Where the estate trustee fully complies with s. 270 and obtains a clearance certificate certifying that all amounts payable or remittable by the estate and the estate trustee have been paid (or security has been accepted), are there any GST/HST financial liabilities relating to the administration of the estate for which the estate trustee could still be held personally liable, for example, because of the independent personal liability imposed on the estate trustee by s. 267.1?
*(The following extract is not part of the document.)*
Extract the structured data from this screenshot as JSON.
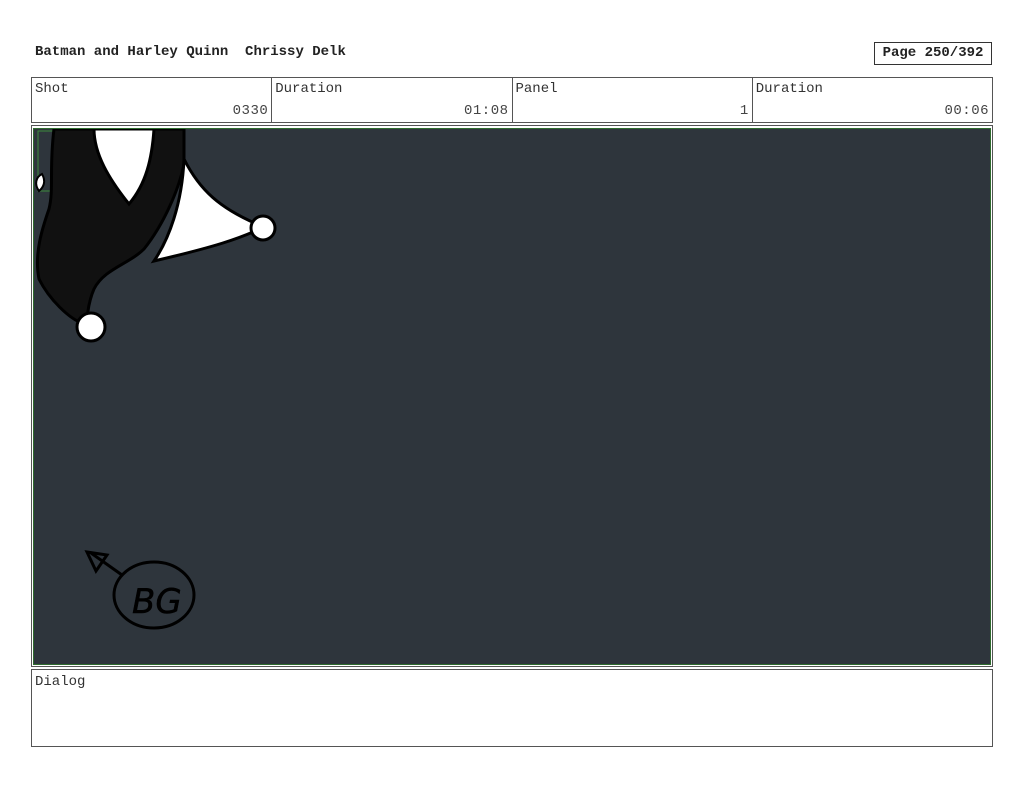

Subject to certain exceptions, section 267 of the ETA provides that Part IX of the ETA applies as though the estate of a deceased individual were the individual and the individual had not died. This applies to all of the obligations imposed under Part IX, for example: complying with registration requirements, the charging and collection of tax when making taxable supplies and also the filing of returns. Generally, under section 267.1 of the ETA, anything done by a trustee of a trust in its capacity of trustee of the trust, and by extension of the definition of trustee, the personal representative of a deceased individual in its capacity of personal representative of the estate of the deceased individual, is deemed to have been done by the trust and by extension, the estate respectively.
In general, section 270 of the ETA provides that a representative handling the estate or administering or winding up a commercial activity or business of a person is not entitled to distribute any property or money under the representative's control before obtaining a certificate described in that section from the Minister of National Revenue. This document certifies that all amounts, that are, or can reasonably be expected to become, payable or remittable under Part IX in respect of the reporting period during which the distribution is made, or any previous reporting period, have been paid, or that security for the payment or remittance of the amounts has, in accordance with Part IX, been accepted by the Minister. Failure to obtain the certificate renders the representative personally liable for the payment or remittance of those amounts to the extent of the value of the property or money distributed.
That being said, the fact that a clearance certificate is issued to a representative of an estate, does not free the estate from any outstanding obligations under Part IX and as such, the trustee would still be liable to satisfy these obligations pursuant to subsection 267.1(2).
Q.33 Update on Audit Issues
A verbal update was provided.
Q.34 Update on Court Cases/Objections
A verbal update was provided.